Written for parents and young people (key stage 2 and above)
What are the aims of this leaflet?
This leaflet has been written to help children and young people understand more about molluscum contagiosum. It tells you what it is, what causes it, what can be done about it and where you can find out more about it. The information will also be helpful to parents.
What is molluscum contagiosum (Pox Virus)
Molluscum contagiosum is a common, relatively harmless viral infection that affects the skin. It appears as raised, pearly lesions on the skin. Molluscum usually develop 2 – 8 weeks after becoming infected with the virus.
Why have I got this condition?
The virus can easily be spread from person to person through close contact or by sharing objects such as shared towels, flannels bed-linen and toys. Not everyone who is in contact with the virus will get skin lesions and how many and how widespread they are varies between people. Molluscum are more common and can be more widespread in children with eczema or children who are taking medication to suppress their immune system. It is important to know that you have not got molluscum because you are dirty.
What are the symptoms?
Molluscum are not usually painful but can cause embarrassment, especially if they are in areas of skin that others can see. Once one area of skin becomes affected the virus can spread to other areas through scratching or squeezing the bumps.
The average duration of molluscum is 12-18 months although in some patients the problem can last for up to 36 months or longer in some people.
Children with active molluscum should not share clothes, towels or flannels because of transmission of the virus.
If attending a creche / playgroup keep lesions covered with clothing. There is no need to stay off school, or stop swimming.
What tests do I need?
No tests are required in most cases. A dermatologist will generally be able to make the diagnosis by looking at the skin.

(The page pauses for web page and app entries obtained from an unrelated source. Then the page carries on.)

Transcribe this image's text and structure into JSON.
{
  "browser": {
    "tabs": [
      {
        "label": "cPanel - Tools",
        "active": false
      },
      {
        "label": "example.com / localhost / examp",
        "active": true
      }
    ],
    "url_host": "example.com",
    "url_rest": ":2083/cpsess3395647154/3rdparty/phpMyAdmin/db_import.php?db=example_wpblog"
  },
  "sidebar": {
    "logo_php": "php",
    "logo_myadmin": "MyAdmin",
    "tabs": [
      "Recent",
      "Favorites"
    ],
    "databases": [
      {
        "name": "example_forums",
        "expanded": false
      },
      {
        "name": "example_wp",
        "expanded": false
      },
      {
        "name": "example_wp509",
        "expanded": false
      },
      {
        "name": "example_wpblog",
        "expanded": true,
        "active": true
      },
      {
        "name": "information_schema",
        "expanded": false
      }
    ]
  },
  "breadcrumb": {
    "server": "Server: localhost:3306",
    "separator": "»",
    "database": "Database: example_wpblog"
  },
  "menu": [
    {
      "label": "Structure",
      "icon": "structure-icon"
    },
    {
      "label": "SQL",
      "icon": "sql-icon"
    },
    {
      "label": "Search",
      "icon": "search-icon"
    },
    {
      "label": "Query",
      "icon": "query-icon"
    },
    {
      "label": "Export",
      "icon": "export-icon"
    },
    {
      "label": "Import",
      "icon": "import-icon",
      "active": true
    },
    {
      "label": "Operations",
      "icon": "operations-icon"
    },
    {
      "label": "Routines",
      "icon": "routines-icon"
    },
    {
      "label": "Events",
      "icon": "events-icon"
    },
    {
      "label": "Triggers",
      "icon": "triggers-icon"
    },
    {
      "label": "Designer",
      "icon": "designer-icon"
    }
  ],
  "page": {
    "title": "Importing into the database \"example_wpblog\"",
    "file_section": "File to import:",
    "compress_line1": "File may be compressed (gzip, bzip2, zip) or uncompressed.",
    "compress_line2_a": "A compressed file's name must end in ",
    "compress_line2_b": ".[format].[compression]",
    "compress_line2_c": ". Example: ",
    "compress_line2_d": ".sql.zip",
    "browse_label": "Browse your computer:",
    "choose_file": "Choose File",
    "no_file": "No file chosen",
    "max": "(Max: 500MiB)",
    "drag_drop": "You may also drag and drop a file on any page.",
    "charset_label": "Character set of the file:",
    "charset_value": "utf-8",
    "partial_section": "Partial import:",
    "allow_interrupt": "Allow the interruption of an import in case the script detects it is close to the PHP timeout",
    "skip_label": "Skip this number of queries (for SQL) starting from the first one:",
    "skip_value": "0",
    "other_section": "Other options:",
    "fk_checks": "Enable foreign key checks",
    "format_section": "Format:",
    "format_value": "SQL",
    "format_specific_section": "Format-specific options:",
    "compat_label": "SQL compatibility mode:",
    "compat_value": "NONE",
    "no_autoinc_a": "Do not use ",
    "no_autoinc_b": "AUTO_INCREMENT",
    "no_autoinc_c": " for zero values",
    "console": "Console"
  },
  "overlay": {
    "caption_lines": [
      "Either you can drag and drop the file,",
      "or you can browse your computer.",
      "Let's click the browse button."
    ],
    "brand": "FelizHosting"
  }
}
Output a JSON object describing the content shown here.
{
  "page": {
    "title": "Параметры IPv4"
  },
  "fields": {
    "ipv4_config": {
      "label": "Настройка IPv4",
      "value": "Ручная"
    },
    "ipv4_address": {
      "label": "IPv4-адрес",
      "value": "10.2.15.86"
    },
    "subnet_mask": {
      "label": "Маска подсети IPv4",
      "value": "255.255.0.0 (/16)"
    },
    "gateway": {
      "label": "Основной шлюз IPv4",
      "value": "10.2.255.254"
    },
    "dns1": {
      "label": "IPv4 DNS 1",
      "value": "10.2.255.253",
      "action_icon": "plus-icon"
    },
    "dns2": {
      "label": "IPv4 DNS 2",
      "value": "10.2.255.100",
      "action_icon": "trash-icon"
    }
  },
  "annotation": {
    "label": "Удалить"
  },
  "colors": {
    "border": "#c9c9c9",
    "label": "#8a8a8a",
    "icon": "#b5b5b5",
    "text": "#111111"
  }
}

How is molluscum contagiosumtreated?
Treatment is not usually required and particularly in young children, nothing more than waiting for the infection to clear over time is required. Sometimes, if the molluscum are causing problems specific treatments can be tried. Treatments include freeze treatment (cryotherapy- see information leaflet on cryotherapy), curettage (scraping away the bumps) or use of topical preparations such as potassium hydroxide. Cryotherapy and curettage treatments have a small risk of scaring the skin
Why treat Molluscum Contagiosum and skin around molluscum contagiosum?
Molluscum often do not need treatment as they will get better over time. Treatments will only be able to treat individual spots and may not make any difference to how long the spots last.
Sometimes an eczema-like reaction (redness, itch and scaling) can develop around the area with molluscum. This can be treated with a moisturiser and a steroid cream or ointment. Children with eczema can get molluscum in areas of eczema. The eczema should still be treated as recommended with topical anti-inflammatory treatments (steroid cream or ointment).
The molluscum spots can become angry and look as though they are infected. This is often the body’s immune response against the virus and is generally a good sign that the infection is being noticed and the immune system may work to clear the molluscum. It can be managed with a little topical antiseptic. A scar is not usually left when the molluscum go away on their own, but a tiny dent or mark in the skin may remain.
What can you expect?
After an episode of molluscum has cleared, further infection is a rare occurrence.
Where can I get further information?
NHS conditions website
Patient information website
British Association of Dermatologist website
For details of source materials used please contact the Clinical Standards Unit (firstname.lastname@example.org).
This leaflet aims to provide accurate information about the subject and is a consensus of the views held by representatives of the British Society for Paediatric Dermatology which is a part of the British Association of Dermatologists. Individual patient circumstances may differ, which may alter both the advice and treatment given by your doctor
This leaflet has been assessed for readability by the British Association of Dermatologists’ Patient Information Lay Review Panel
BRITISH ASSOCIATION OF DERMATOLOGISTS
PATIENT INFORMATION LEAFLET
PRODUCED APRIL 2021
REVIEW DATE APRIL 2024